Γαύρος Μαρινάτος - Clean Anchovy for Marinated Anchovy (1).jpg
Γαύρος Μαρινάτος - Clean Anchovy for Marinated Anchovy (1).jpg
Γαύρος Μαρινάτος - Clean Anchovy for Marinated Anchovy (1).jpg
Γαύρος Μαρινάτος - Marinated Anchovy (1).jpg

Ingredients:

:: 1/2 pound very fresh anchovies

:: Juice of 1 lemon

:: Vinegar good quality of white wine

:: coarse salt

:: 3 to 4 cloves garlic (or more )

:: Ground Pepper

:: 1/2 red pepper , cut into small pieces (optional and rosemary )

:: chopped parsley

 

 

Procedure:

1) Wash and clean the anchovies by cutting his head with your fingers and pulling the gut too. With one's hand thumb press the tip of the spine and with the other's hand thumb, open the belly (pic 1). Carefully remove the backbone (pic 2).

2) Rinse the fillets with cold water, drain them well and place them, side by side and without overlappings, in a glass or plastic container ( never a metal one). Then cover them with coarse salt and place another layer of fillets. Cover them too with coarse salt. Put the container in the refrigerator for 24hrs.

3) When ready, the fillets will be whiter. Wash them gently, put them back in the container and cover them vinegar and lemon with a ratio 5:1. Leave them like this for 5-7 hours.

4) Then transfer the anchovies in a clean glass container and in between each layer add the chopped peppers, garlic, parsley and the ground pepper and cover with olive oil. Store in refrigerator up to 2 months.

5) When served sprinkle with chopped parsley and olive oil and accompany your ouzo with them. Cheers .

Γαύρος Μαρινάτος - Marinated Anchovy (5).jpg
Γαύρος Μαρινάτος - Marinated Anchovy (6).jpg
4 Comments

Déspina Kortesidou

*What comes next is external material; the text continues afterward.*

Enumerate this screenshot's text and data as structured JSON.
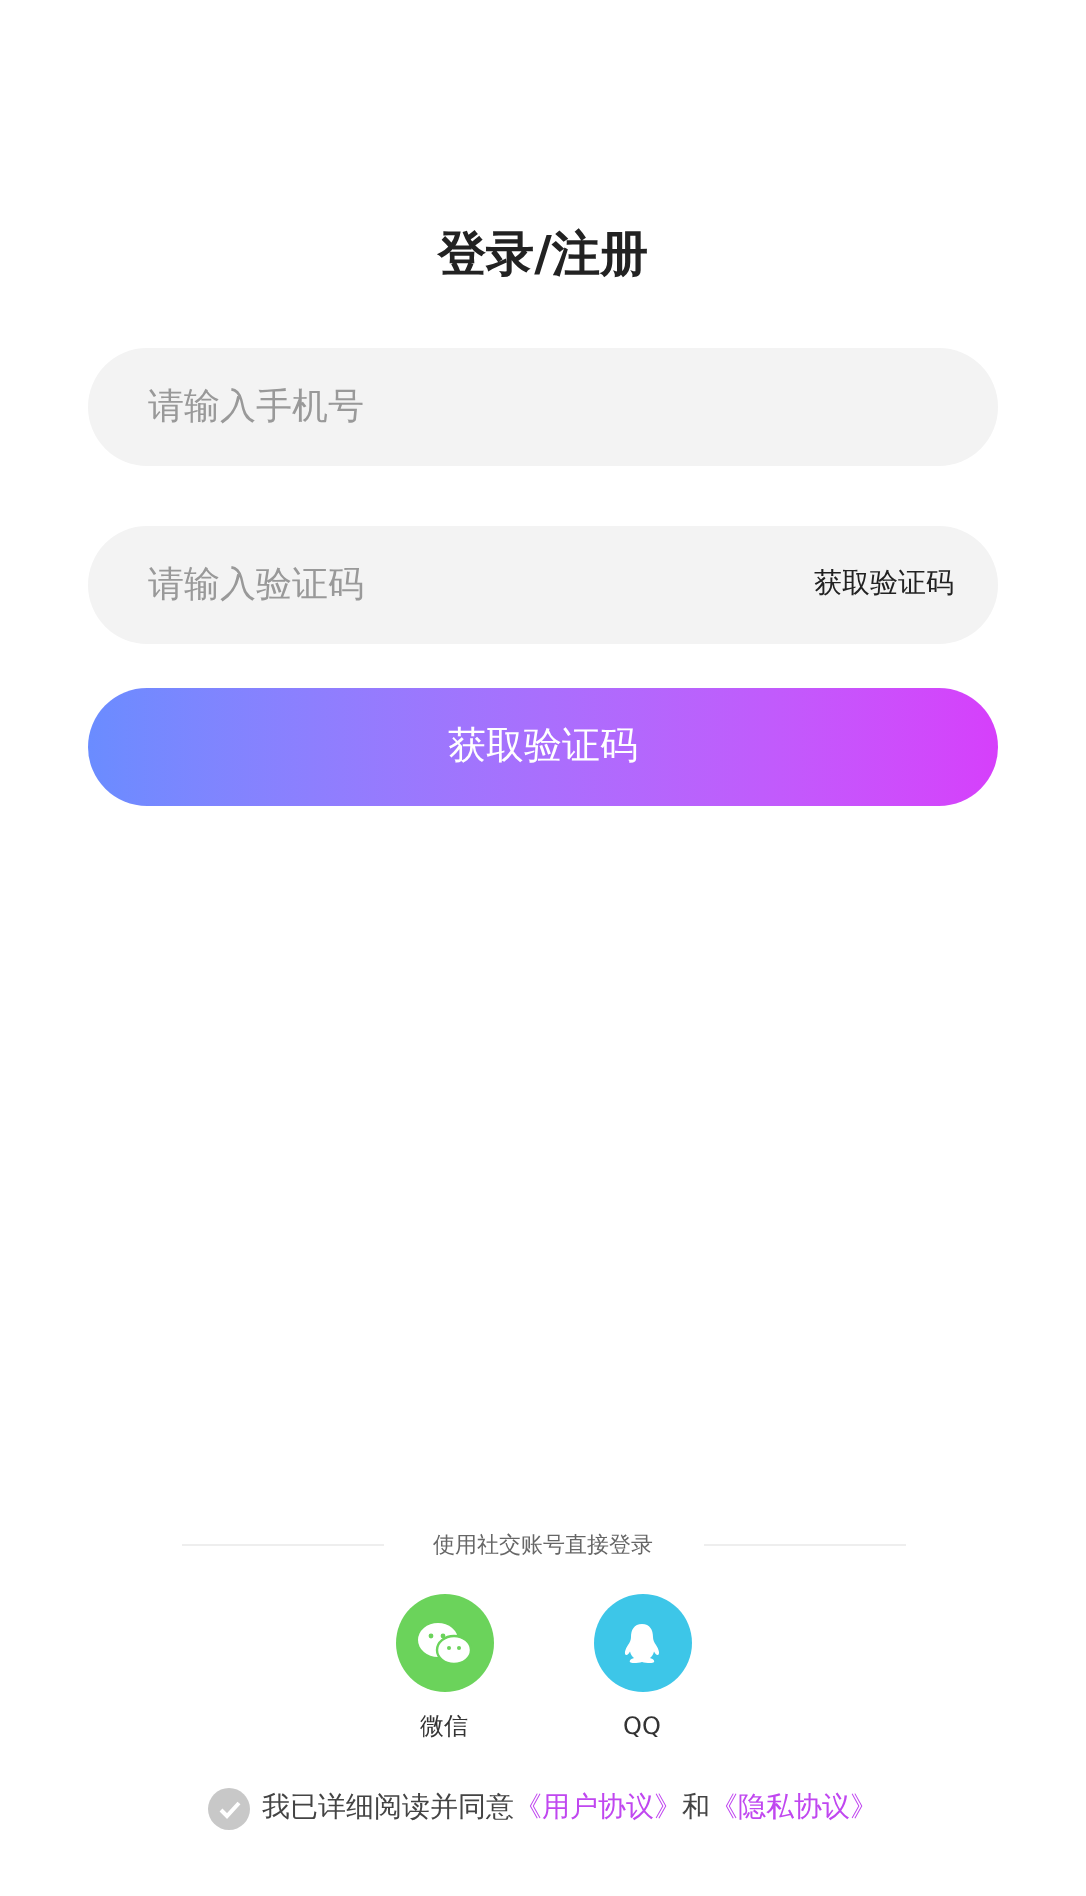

Déspina Kortesidou was born with the April flowers sometime in the '90s in the sunny peninsula of Greece. She is a graduating master student of neuroscience & metabolism, and a born adventurer.

(3rd person statements sound so official, love it)

She founded In Whirl of Inspiration, back in 2011 when she was (just) a biology student, in the island of Crete. In Whirl of Inspiration started as a creative and writing outlet for when studying molecules, became too monotonous. Recently, she started writing a children book and a not-so-children's book about the civil war in Greece. She has a soft spot for cheese, elder people, and (her own) jokes, but can't tell any as she ruins them by laughing too early. She enjoys sharing advice for eating healthier, or inspiring people to cover themshelves with plants, color and confetti.

Feel free to email her at hello@inwhirlofinspiration.com, or find her on Instagram and Twitter. (breaking the 3rd person narration to thank you properly)

Thank you so much for reading!